(Data records for software interfaces)
################

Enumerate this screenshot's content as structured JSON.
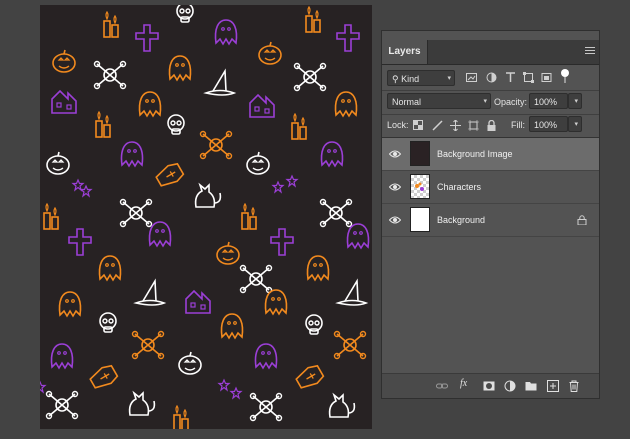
{
  "layers_panel": {
    "tab_label": "Layers",
    "filter": {
      "value": "Kind"
    },
    "blend_mode": {
      "value": "Normal"
    },
    "opacity": {
      "label": "Opacity:",
      "value": "100%"
    },
    "lock": {
      "label": "Lock:"
    },
    "fill": {
      "label": "Fill:",
      "value": "100%"
    },
    "layers": [
      {
        "name": "Background Image",
        "selected": true,
        "thumb": "dark-pattern",
        "locked": false
      },
      {
        "name": "Characters",
        "selected": false,
        "thumb": "transparent-with-art",
        "locked": false
      },
      {
        "name": "Background",
        "selected": false,
        "thumb": "white",
        "locked": true
      }
    ],
    "footer_icons": [
      "link-icon",
      "fx-icon",
      "mask-icon",
      "adjustment-icon",
      "folder-icon",
      "new-layer-icon",
      "trash-icon"
    ]
  },
  "colors": {
    "canvas_bg": "#272223",
    "purple": "#9b3fd6",
    "orange": "#f28a1e",
    "white": "#ffffff"
  }
}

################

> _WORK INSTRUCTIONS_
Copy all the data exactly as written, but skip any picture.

> _TASK OUTPUT_
Enumerate this screenshot's content as structured JSON.
{
  "layers_panel": {
    "tab_label": "Layers",
    "filter": {
      "value": "Kind"
    },
    "blend_mode": {
      "value": "Normal"
    },
    "opacity": {
      "label": "Opacity:",
      "value": "100%"
    },
    "lock": {
      "label": "Lock:"
    },
    "fill": {
      "label": "Fill:",
      "value": "100%"
    },
    "layers": [
      {
        "name": "Background Image",
        "selected": true,
        "thumb": "dark-pattern",
        "locked": false
      },
      {
        "name": "Characters",
        "selected": false,
        "thumb": "transparent-with-art",
        "locked": false
      },
      {
        "name": "Background",
        "selected": false,
        "thumb": "white",
        "locked": true
      }
    ],
    "footer_icons": [
      "link-icon",
      "fx-icon",
      "mask-icon",
      "adjustment-icon",
      "folder-icon",
      "new-layer-icon",
      "trash-icon"
    ]
  },
  "colors": {
    "canvas_bg": "#272223",
    "purple": "#9b3fd6",
    "orange": "#f28a1e",
    "white": "#ffffff"
  }
}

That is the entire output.